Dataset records

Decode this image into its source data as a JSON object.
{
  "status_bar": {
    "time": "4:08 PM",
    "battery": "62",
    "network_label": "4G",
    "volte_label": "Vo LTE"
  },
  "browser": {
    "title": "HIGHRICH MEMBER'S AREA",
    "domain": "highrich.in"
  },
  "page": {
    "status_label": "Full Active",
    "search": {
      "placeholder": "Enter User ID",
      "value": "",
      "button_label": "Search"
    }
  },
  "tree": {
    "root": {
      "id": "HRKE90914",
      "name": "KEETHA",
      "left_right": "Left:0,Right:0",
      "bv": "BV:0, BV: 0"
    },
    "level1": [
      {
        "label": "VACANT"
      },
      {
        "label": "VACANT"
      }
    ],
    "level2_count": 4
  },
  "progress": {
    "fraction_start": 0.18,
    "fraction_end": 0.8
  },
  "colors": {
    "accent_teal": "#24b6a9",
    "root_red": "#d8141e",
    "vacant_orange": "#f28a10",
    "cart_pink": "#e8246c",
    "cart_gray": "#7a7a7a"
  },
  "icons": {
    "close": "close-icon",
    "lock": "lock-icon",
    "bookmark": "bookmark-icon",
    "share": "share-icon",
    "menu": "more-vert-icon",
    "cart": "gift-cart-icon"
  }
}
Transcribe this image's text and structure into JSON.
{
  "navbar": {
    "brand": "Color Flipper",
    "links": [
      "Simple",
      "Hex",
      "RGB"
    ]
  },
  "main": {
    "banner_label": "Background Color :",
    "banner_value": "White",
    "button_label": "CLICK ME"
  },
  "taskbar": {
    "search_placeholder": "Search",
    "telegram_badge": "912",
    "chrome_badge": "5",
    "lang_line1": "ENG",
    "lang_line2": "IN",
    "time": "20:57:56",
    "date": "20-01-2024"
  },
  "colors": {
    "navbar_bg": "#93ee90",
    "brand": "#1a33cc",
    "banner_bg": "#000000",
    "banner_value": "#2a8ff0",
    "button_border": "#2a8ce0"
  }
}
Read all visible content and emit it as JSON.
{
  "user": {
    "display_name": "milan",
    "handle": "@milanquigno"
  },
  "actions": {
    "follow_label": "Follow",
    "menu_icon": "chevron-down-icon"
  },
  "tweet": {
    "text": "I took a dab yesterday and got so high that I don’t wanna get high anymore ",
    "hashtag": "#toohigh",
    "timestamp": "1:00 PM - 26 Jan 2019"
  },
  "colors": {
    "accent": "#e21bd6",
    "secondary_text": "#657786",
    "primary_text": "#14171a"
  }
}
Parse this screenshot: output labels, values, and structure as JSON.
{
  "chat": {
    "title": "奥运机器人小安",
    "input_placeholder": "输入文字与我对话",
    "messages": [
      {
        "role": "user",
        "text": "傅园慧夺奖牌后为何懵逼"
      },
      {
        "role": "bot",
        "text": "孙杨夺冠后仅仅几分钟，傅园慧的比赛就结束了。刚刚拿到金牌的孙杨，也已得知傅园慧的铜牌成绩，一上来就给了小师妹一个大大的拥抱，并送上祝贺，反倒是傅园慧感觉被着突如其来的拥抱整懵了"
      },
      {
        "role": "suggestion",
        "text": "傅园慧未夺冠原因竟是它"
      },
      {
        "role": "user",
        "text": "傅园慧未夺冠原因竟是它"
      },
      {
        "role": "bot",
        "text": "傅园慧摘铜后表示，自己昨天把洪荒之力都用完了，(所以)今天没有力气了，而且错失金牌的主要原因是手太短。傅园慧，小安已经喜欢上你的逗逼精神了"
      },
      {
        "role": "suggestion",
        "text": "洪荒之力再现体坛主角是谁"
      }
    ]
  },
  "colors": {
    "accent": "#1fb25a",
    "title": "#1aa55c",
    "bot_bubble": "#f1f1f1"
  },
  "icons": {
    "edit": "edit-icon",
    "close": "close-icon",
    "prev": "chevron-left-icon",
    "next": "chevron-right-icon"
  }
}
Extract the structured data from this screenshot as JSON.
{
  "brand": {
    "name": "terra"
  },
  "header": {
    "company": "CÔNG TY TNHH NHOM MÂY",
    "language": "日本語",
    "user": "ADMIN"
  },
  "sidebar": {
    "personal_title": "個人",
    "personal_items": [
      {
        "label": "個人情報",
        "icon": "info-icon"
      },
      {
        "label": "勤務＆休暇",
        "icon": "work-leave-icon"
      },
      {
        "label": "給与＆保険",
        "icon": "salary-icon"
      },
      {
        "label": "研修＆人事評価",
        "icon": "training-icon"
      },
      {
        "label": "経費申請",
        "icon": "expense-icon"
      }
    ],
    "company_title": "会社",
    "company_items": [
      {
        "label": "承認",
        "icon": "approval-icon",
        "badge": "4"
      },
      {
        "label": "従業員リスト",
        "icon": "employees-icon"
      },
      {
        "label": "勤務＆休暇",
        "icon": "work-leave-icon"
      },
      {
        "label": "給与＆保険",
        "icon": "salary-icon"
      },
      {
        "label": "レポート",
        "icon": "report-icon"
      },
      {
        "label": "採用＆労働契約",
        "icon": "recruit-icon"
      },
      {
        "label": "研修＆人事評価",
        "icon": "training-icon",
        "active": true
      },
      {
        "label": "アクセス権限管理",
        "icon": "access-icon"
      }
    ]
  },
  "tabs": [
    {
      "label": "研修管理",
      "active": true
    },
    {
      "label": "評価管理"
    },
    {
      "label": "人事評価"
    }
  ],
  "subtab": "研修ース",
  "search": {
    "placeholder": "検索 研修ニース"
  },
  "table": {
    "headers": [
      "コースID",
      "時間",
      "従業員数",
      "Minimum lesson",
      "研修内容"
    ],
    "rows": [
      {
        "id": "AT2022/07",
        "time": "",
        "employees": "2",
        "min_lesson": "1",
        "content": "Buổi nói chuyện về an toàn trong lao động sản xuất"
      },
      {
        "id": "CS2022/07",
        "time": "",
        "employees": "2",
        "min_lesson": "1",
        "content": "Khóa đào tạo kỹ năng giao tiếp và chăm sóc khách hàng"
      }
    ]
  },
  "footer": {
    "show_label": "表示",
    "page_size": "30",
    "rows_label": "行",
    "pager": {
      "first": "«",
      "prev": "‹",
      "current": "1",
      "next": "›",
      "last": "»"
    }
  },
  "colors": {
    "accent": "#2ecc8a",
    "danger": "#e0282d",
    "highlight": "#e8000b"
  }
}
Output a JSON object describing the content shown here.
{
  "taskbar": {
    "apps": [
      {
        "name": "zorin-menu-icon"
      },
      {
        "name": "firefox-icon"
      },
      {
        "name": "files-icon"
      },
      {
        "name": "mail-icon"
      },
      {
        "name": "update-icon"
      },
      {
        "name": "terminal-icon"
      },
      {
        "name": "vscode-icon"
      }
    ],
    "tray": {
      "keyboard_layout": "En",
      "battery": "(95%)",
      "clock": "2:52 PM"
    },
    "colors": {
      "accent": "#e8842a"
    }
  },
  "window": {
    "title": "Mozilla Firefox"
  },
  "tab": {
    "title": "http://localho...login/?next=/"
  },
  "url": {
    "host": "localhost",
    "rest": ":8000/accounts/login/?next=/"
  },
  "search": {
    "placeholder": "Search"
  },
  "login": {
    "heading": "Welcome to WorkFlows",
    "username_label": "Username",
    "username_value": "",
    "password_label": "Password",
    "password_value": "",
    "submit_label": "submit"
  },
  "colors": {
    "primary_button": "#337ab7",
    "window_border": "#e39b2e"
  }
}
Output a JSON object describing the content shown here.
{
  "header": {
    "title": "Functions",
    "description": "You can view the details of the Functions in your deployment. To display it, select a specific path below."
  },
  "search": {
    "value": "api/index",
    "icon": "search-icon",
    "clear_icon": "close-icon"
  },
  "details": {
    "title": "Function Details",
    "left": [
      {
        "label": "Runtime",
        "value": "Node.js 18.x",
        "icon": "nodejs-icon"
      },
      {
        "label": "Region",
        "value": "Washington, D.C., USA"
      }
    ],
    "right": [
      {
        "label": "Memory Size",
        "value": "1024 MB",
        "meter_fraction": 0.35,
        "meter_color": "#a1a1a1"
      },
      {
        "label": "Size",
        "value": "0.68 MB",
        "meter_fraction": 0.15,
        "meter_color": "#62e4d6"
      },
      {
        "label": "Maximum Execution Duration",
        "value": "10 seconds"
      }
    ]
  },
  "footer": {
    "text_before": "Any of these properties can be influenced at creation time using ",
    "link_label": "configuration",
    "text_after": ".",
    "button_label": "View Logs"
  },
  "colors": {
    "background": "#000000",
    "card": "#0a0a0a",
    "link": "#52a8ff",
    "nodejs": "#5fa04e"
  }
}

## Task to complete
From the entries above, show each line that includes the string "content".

## Problem solution
Read all visible content and emit it as JSON.
        "content": "Buổi nói chuyện về an toàn trong lao động sản xuất"
        "content": "Khóa đào tạo kỹ năng giao tiếp và chăm sóc khách hàng"
Output a JSON object describing the content shown here.
Output a JSON object describing the content shown here.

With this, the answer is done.